For me, it’s about giving back and making a difference. It’s about being a steward of the land and recruiting your community to join a collective effort to give back to the natural world. I believe that rock climbing is inherently a selfish pursuit. As climbers and users of the outdoors, we take so much from nature. Our presence leaves an impact, whether we like it or not. But we have a choice to offset negative impacts with positive ones! Yeah, we might create further erosion with each footstep, but we can also do sustainable trail work to minimize our impact. For all the bolts we clip and the anchors we lower from, we can put in some hours to replace aging bolts or donate to a bolt replacement fund. We can hold inclusive group climbing days to celebrate our diversity and dedication to be an inclusive community. All climbers can take action —with their time or their coin—to give back. The many forms of local stewardship create a sense of ownership and respect for your local area. It makes a big difference and feels really, really good.

What’s your advice to new advocates?
Start at a place of self-reflection and mindfulness. Think beyond the routes or your project, and simply observe. What are your environmental impacts? Are there access issues in the area? Who put in these bolts? Do they need to be replaced? Am I seeing oppression at the crag, and is there something I can do about it? Ask questions and pay attention to the needs of your local climbing areas. Then, meet the people in the community who are already doing the work; connect with past and current stewards. Reach out to folks at Access Fund to see how you can help. In our case, we looked around and couldn’t find any locals doing the work that the SLV climbing areas so desperately needed—so we rose up to fill that need. We couldn’t have gotten where we are without Access Fund, which helps LCOs around the country tremendously.

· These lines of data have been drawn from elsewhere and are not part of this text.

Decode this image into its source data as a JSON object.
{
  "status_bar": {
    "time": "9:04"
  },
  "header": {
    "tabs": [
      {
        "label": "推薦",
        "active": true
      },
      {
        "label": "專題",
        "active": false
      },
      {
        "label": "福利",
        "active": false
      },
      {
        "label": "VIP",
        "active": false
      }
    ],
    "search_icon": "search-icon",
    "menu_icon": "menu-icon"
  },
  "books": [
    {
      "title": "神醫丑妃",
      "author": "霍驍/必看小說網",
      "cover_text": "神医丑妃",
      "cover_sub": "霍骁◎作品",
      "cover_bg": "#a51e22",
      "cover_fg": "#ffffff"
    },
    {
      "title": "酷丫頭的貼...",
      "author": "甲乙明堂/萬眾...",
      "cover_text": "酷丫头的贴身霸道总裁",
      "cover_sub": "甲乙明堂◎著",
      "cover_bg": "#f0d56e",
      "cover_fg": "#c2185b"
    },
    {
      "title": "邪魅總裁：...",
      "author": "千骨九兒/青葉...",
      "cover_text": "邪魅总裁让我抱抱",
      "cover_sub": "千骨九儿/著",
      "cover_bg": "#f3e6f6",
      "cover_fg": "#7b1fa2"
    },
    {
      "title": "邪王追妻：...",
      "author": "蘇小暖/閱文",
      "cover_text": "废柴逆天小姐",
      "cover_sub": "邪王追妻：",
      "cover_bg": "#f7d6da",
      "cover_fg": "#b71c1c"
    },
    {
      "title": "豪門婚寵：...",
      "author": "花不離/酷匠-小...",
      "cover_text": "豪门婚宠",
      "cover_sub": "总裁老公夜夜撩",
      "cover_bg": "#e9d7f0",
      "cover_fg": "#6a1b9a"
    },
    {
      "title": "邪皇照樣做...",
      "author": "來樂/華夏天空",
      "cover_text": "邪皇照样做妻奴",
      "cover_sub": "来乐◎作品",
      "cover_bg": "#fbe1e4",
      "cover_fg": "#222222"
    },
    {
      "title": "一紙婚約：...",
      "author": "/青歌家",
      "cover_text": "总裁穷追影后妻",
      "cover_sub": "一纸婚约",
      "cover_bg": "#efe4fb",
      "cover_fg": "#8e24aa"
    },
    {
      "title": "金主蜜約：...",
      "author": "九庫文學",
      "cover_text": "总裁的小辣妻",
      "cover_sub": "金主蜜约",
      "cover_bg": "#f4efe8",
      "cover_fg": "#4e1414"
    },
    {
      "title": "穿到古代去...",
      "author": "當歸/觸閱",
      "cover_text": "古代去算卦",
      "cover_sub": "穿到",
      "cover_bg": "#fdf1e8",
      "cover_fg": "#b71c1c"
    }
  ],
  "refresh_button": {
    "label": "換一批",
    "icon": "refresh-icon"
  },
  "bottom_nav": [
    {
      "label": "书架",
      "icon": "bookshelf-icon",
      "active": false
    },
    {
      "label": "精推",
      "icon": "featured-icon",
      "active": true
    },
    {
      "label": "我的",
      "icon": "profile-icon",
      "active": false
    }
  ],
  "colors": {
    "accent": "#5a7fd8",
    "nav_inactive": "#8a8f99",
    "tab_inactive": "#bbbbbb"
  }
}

There are so many resources and opportunities already out there to become a local climbing advocate.

What surprised you the most about getting into the advocacy world?
Modern life ain’t easy, and advocacy work can be—well, a lot of work. For me, it’s juggling being a homestead farmer, a marketing manager, a graphic designer, a lawyer, and a local climbing advocate. Starting an LCO, recruiting a board, navigating the 501(c)(3) world, calling meetings, and organizing stewardship days—it’s definitely a lot to do on what little free time I do have. Luckily, like many climbers, I have an undeniable passion and love for rock climbing. It has taken me out of a dark and depressive state. It pushes me to my limits and takes me to that wild place where growth occurs. In short, climbing has given me a lot. So it only makes sense to give back what I can. And it feels good!

Who is another climbing advocate whose work is really inspiring you right now?
I am really inspired by the work and voice of Kathy Karlo and her podcast, For the Love of Climbing. I am really saddened by the pervasive attitude of “climbing is just climbing! Keep [XXX] out of it!” Insert racism. Sexism. White supremacy. Many folks see climbing as an “escape” from these societal issues. However, some folks do not have the privilege to leave their gender or their race at home. And oftentimes, these issues show up at the crag itself. I think Kathy’s work has done a great job to create space for these conversations in the climbing world and normalize the discussion of these topics that we can no longer ignore and push out of our scene. It’s time to switch up the climbing narrative, and she’s really spearheading that change.